→ TRY IT
Scan the records for "this" and copy each line that contains it.

→ DATA PROVIDED
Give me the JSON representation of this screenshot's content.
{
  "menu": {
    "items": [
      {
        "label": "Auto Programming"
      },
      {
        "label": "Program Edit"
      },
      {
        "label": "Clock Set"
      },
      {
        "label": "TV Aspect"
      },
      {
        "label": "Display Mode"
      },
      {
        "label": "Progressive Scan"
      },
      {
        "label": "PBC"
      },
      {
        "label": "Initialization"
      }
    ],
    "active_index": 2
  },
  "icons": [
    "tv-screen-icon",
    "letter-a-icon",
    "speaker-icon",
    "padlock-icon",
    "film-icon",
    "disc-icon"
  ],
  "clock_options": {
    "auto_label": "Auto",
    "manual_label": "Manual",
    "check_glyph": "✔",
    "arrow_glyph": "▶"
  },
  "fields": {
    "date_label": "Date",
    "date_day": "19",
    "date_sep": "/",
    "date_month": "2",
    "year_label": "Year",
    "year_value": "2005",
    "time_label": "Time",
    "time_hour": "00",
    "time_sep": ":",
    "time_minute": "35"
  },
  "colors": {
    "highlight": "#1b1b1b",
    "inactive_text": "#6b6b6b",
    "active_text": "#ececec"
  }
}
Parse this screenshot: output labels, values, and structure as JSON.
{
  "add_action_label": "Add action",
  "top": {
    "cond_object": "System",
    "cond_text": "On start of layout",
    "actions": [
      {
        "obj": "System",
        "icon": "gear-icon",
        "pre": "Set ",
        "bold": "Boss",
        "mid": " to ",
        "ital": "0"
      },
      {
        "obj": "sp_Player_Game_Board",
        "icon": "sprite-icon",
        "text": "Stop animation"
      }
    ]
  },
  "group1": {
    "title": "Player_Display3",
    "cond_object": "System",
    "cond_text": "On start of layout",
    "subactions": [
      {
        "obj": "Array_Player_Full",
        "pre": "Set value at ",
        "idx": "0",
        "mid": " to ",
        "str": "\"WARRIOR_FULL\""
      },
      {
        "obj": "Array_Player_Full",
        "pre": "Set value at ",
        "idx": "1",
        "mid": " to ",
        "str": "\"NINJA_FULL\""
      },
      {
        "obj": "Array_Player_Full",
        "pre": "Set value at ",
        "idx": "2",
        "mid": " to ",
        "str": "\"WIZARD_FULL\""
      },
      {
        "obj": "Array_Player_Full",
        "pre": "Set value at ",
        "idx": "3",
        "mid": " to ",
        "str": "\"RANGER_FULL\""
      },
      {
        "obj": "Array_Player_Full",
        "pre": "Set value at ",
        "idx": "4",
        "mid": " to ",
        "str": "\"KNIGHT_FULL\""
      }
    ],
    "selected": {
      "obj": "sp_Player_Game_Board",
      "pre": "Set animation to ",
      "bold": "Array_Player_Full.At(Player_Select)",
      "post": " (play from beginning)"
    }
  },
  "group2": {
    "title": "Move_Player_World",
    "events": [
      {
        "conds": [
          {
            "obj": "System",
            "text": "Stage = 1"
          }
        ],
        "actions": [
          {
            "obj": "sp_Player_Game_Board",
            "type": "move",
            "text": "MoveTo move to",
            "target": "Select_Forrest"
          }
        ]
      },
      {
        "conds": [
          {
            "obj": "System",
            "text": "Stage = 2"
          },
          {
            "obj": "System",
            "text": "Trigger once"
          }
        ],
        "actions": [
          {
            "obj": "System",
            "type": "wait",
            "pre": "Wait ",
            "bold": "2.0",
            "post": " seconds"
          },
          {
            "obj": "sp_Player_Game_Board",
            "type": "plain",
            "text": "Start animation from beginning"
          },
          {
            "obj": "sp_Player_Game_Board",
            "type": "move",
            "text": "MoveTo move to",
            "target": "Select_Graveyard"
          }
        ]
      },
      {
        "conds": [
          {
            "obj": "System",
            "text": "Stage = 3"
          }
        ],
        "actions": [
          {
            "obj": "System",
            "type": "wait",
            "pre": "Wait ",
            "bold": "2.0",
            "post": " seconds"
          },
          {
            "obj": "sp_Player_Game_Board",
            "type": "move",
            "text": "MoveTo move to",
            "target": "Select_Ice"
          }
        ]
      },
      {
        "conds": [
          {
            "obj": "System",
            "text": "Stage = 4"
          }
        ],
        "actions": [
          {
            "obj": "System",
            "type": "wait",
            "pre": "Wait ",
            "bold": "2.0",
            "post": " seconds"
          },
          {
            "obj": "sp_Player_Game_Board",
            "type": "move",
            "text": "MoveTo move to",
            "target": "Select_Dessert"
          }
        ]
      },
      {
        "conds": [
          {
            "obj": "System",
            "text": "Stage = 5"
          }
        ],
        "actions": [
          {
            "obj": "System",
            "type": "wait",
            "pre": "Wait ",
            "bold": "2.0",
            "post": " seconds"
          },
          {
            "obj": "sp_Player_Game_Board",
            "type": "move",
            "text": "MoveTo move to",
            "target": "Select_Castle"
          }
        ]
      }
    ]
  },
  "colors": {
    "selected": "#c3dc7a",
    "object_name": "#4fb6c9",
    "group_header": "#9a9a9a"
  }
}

→ EXERCISE OUTPUT
Give me the JSON representation of this screenshot's content.
Parse this screenshot: output labels, values, and structure as JSON.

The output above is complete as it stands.